POSTAL ADDRESS. Department of Maternal and Child Health, Faculty of Medicine, Federal University of Ceará (UFC). 1608, Prof. Costa Mendes Street - 2nd floor - Rodolfo Teófilo. Didactic block of the Faculty of Medicine/UFC. ZIP Code: 60430-140. Fortaleza, Brazil. E-mail: raquelautrancp@gmail.com

CONTRIBUTIONS

Coelho R. C., Medeiros F. C., Peixoto Junior A. A., Diniz R., McKinley D., Bollela V. R. contributed with project and interpretation of data, writing of the article, critical review of the intellectual content and final approval of the version to be published.

CONFLICT OF INTERESTS

The authors have no conflicts of interest to declare.

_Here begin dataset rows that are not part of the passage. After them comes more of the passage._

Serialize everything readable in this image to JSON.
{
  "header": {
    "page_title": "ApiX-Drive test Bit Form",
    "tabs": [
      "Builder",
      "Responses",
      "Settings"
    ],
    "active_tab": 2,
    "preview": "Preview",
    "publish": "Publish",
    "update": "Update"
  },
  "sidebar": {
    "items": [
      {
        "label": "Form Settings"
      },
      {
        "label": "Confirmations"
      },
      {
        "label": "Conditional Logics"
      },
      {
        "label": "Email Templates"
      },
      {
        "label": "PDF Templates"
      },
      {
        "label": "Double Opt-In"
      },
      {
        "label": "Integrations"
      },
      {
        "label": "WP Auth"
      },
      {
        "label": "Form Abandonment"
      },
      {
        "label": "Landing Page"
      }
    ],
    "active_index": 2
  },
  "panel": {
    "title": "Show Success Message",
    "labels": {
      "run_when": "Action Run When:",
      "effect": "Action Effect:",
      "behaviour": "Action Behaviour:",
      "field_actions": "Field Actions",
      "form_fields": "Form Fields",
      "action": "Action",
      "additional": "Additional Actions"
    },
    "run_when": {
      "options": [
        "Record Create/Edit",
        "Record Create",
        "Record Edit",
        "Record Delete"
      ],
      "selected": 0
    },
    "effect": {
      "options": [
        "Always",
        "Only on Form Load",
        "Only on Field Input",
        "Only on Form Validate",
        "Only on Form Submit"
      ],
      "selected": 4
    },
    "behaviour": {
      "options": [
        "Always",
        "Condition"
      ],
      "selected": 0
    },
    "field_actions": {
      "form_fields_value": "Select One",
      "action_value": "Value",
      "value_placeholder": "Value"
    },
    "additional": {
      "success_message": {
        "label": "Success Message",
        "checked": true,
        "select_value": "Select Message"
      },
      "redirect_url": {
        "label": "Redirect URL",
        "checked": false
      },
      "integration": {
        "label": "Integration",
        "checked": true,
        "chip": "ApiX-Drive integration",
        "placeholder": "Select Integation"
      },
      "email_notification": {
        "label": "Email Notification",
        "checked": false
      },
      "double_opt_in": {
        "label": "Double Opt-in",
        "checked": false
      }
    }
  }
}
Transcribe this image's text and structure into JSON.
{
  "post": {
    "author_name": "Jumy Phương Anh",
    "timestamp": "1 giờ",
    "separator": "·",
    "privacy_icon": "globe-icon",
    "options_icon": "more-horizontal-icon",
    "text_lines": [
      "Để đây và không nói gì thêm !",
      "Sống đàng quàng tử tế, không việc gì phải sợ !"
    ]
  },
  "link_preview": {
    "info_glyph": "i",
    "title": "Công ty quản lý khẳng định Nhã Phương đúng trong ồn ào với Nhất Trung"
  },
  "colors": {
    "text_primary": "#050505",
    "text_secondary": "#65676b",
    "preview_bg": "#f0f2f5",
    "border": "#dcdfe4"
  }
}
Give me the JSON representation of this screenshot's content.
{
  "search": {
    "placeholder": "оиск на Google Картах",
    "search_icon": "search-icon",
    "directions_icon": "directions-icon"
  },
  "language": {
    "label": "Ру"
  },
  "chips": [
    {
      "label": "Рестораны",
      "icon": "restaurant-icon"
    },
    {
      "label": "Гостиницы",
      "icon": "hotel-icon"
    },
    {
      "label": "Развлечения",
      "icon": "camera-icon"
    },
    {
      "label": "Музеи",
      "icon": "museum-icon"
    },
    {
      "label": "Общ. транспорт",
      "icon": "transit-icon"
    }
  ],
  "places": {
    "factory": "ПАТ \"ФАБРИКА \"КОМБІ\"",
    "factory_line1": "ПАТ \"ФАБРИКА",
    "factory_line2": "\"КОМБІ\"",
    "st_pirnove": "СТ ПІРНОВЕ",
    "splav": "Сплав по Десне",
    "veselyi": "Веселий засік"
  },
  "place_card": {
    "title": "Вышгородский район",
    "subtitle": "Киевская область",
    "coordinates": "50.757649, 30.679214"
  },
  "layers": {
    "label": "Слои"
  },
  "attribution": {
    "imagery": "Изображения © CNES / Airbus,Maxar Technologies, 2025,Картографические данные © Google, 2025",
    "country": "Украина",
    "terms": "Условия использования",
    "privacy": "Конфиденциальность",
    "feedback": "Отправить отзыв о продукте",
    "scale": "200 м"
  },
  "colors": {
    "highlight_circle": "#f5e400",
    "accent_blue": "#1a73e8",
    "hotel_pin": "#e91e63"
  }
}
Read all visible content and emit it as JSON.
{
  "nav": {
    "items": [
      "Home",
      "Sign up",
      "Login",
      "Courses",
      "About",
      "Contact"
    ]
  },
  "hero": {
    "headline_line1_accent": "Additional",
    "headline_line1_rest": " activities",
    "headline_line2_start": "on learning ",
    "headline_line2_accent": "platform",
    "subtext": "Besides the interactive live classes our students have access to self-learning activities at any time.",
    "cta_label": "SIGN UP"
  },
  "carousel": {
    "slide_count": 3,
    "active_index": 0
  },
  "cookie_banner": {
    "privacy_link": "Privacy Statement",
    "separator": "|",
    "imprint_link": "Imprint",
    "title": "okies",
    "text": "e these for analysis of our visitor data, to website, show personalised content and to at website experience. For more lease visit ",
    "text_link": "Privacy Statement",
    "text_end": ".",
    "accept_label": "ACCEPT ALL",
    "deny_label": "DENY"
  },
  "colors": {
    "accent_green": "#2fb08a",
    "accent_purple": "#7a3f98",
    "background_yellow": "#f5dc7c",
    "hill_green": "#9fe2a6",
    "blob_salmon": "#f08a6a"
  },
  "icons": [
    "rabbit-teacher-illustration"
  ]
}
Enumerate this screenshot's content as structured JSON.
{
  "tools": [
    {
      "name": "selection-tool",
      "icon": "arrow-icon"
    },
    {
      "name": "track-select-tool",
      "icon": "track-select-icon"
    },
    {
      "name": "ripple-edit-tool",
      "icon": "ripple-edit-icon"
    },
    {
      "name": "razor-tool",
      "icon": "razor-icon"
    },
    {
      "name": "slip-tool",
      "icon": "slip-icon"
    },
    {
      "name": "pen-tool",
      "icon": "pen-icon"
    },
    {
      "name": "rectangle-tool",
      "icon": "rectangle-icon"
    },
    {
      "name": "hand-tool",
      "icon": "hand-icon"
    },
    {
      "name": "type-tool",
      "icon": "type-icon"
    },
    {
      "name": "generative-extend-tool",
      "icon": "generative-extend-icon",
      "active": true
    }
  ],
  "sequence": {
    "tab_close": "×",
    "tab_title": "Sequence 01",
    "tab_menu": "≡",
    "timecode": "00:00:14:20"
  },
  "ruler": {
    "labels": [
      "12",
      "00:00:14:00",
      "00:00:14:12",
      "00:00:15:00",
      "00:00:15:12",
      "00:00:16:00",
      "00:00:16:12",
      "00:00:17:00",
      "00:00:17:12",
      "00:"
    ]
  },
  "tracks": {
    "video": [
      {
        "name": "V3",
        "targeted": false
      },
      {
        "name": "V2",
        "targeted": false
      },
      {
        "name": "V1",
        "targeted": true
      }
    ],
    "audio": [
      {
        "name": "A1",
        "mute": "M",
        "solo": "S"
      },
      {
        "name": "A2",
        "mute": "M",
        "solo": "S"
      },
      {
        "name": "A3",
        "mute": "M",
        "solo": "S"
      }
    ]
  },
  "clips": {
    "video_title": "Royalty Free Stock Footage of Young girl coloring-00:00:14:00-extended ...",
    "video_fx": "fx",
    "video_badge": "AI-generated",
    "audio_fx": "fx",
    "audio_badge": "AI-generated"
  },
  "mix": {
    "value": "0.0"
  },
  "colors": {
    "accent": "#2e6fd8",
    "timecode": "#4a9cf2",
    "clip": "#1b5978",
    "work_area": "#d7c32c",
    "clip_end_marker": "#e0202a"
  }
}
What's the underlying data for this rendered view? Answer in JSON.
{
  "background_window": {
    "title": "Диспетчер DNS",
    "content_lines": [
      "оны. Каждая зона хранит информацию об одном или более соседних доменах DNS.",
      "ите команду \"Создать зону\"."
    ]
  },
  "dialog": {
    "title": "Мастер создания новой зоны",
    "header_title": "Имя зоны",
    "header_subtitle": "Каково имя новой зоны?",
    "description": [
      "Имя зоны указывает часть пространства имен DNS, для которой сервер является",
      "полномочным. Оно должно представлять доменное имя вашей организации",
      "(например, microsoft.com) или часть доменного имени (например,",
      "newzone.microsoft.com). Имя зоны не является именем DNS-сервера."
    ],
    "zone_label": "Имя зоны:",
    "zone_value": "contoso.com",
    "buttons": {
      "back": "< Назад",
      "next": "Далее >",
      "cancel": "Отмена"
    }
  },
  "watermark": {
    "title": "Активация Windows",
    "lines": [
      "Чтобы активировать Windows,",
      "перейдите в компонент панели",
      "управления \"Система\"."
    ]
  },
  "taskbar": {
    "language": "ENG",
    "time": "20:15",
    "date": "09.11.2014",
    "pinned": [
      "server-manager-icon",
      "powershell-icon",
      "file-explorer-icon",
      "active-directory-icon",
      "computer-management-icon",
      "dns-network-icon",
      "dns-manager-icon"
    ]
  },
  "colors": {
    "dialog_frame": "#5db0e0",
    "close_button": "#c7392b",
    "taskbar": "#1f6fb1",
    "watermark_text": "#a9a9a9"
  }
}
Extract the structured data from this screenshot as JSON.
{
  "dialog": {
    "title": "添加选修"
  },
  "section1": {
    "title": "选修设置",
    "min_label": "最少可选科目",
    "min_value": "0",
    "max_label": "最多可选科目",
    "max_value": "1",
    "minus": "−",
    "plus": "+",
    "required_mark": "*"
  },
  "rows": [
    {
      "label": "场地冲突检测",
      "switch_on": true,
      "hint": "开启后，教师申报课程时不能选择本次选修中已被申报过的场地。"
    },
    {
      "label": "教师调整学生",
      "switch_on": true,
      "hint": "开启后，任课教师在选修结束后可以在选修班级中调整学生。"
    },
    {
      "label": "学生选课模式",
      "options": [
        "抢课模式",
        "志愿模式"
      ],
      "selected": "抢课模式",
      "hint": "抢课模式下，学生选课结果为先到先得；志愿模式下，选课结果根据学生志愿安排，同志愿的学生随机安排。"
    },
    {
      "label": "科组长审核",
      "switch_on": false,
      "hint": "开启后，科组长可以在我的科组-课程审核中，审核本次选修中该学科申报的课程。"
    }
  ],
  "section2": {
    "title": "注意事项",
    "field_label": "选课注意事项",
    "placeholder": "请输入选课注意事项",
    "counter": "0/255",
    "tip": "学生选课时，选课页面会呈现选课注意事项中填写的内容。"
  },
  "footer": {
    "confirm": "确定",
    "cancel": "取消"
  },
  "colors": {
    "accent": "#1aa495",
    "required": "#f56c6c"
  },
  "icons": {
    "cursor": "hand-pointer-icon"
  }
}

Creative Commons License  This is an Open Access article distributed under the terms of the Creative Commons Attribution License, which permits unrestricted use, distribution, and reproduction in any medium, provided the original work is properly cited.